Predictably, Abu Dhabi’s detractors spewed venom against the papal visit. Some top media outlets in the West contrasted the UAE’s gesture of tolerance with its military intervention in Yemen and its boycott of neighbouring Qatar. Regardless of the merits of these criticisms, it struck me as redolent of Orientalist prejudice, as I never saw the same media outlets mentioning American aggression against Iraq or Venezuela while covering a similar event in the US or in Europe. Arabs, it seems, will have to wait for Western appreciation until they prove beyond any shadow of doubt that they are perfect to an ‘angelic’ degree!
In the region, the most scathing attacks against the Papal visit came from Qatar, facing a boycott by the Arab quartet, including the UAE. Qatari media figures and religious clerics beholden to them used mass media and social media platforms to criticise and lampoon the UAE on the visit. Some Qataris went to the extent of subtly accusing the UAE of blasphemy.

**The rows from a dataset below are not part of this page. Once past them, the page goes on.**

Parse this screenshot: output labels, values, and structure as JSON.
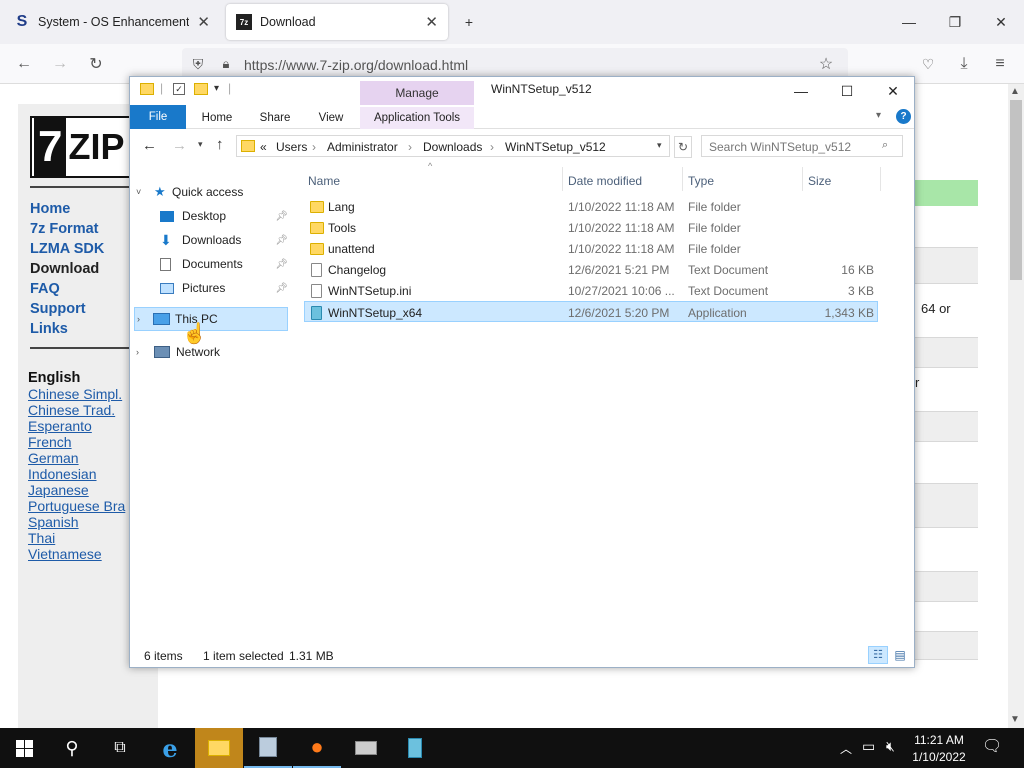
{
  "browser": {
    "tabs": [
      {
        "title": "System - OS Enhancements Do",
        "favicon": "S"
      },
      {
        "title": "Download",
        "favicon": "7z"
      }
    ],
    "new_tab": "+",
    "url": "https://www.7-zip.org/download.html",
    "window_controls": {
      "minimize": "—",
      "restore": "❐",
      "close": "✕"
    }
  },
  "site": {
    "logo": {
      "seven": "7",
      "zip": "ZIP"
    },
    "nav": [
      "Home",
      "7z Format",
      "LZMA SDK",
      "Download",
      "FAQ",
      "Support",
      "Links"
    ],
    "current_nav": "Download",
    "lang_heading": "English",
    "languages": [
      "Chinese Simpl.",
      "Chinese Trad.",
      "Esperanto",
      "French",
      "German",
      "Indonesian",
      "Japanese",
      "Portuguese Bra",
      "Spanish",
      "Thai",
      "Vietnamese"
    ],
    "right_fragments": {
      "a": "64 or",
      "b": "r"
    },
    "accent_green": "#a8e6a8"
  },
  "explorer": {
    "qat_separator": "|",
    "context_tab": "Manage",
    "window_title": "WinNTSetup_v512",
    "ribbon_tabs": [
      "File",
      "Home",
      "Share",
      "View",
      "Application Tools"
    ],
    "breadcrumb": [
      "«",
      "Users",
      "Administrator",
      "Downloads",
      "WinNTSetup_v512"
    ],
    "search_placeholder": "Search WinNTSetup_v512",
    "nav": {
      "quick_access": "Quick access",
      "pinned": [
        "Desktop",
        "Downloads",
        "Documents",
        "Pictures"
      ],
      "this_pc": "This PC",
      "network": "Network"
    },
    "columns": [
      "Name",
      "Date modified",
      "Type",
      "Size"
    ],
    "files": [
      {
        "name": "Lang",
        "date": "1/10/2022 11:18 AM",
        "type": "File folder",
        "size": "",
        "icon": "folder"
      },
      {
        "name": "Tools",
        "date": "1/10/2022 11:18 AM",
        "type": "File folder",
        "size": "",
        "icon": "folder"
      },
      {
        "name": "unattend",
        "date": "1/10/2022 11:18 AM",
        "type": "File folder",
        "size": "",
        "icon": "folder"
      },
      {
        "name": "Changelog",
        "date": "12/6/2021 5:21 PM",
        "type": "Text Document",
        "size": "16 KB",
        "icon": "doc"
      },
      {
        "name": "WinNTSetup.ini",
        "date": "10/27/2021 10:06 ...",
        "type": "Text Document",
        "size": "3 KB",
        "icon": "doc"
      },
      {
        "name": "WinNTSetup_x64",
        "date": "12/6/2021 5:20 PM",
        "type": "Application",
        "size": "1,343 KB",
        "icon": "app"
      }
    ],
    "status": {
      "items": "6 items",
      "selected": "1 item selected",
      "size": "1.31 MB"
    },
    "colors": {
      "file_tab": "#1979ca",
      "context_tab": "#e6d3f0",
      "selection": "#cce8ff"
    }
  },
  "taskbar": {
    "time": "11:21 AM",
    "date": "1/10/2022"
  }
}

In a social media comment, a Qatari editor insinuated that the humane gesture of an Emirati lifting a small child for the Pope to bless was akin to the UAE abandoning Islam and embracing Christianity. Inadvertently, they ended up proving the quartet’s charge that the tiny gas-rich Sheikhdom is the principal patron of Islamist extremism in the region!
The Pope and the Imam signed the foundation stone to build a new mosque and a church to commemorate the visit. Tweeting on this, Sheikh Mohammed bin Zayed wrote: “Mohammed bin Rashid and I have signed the foundation stone for construction of a new ‘Church of Saint Francis’ and ‘Mosque of Grand Imam Ahmad Al-Tayyeb’ in Abu Dhabi. They will serve as beacons to uphold the values of tolerance, moral integrity and human fraternity in the UAE.”
(Shajahan Madampat is a cultural critic and commentator based in Abu Dhabi)